A Southern Gospel Group Deeply Rooted in African-American History

Blind+Boys+of+Alabama+photo+by+Cameron+WittingThe month of February marks Black History Month, or National African American History Month—an annual celebration of the achievements and major role of African Americans in U.S. history.

The Blind Boys of Alabama are a southern gospel group whose music is deeply rooted in African-American History. In the 1940s and 1950s, The Blind Boys of Alabama toured throughout the South during the Jim Crow era and flourished thanks to their unique sound. In the early 1960s, the band sang at benefits for Dr. Martin Luther King, Jr., and were part of the soundtrack to the Civil Rights Movement.

Songs such as “Free At Last,” and collaborations “We Shall Overcome,” and  “This May Be the Last Time,” were influenced by the marches, protests and tragedies of 50 years ago.

On February 23 and 24, The Blind Boys of Alabama take AcA’s Moncus Theater Stage with the Crecent City’s Dirty Dozen Brass Band for a joyous night of Southern spiritual music and New Orleans rhythms that brings the listener Down By The Riverside.
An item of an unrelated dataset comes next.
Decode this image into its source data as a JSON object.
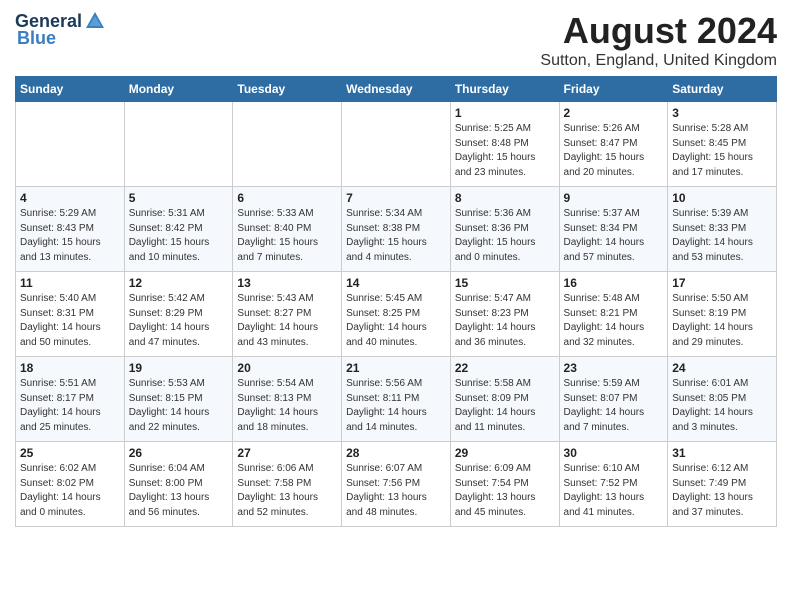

Featuring individual band performances, as well as on-stage collaborations, the DOWN BY THE RIVERSIDE tour finds these two legendary artists sharing the stage for the first time.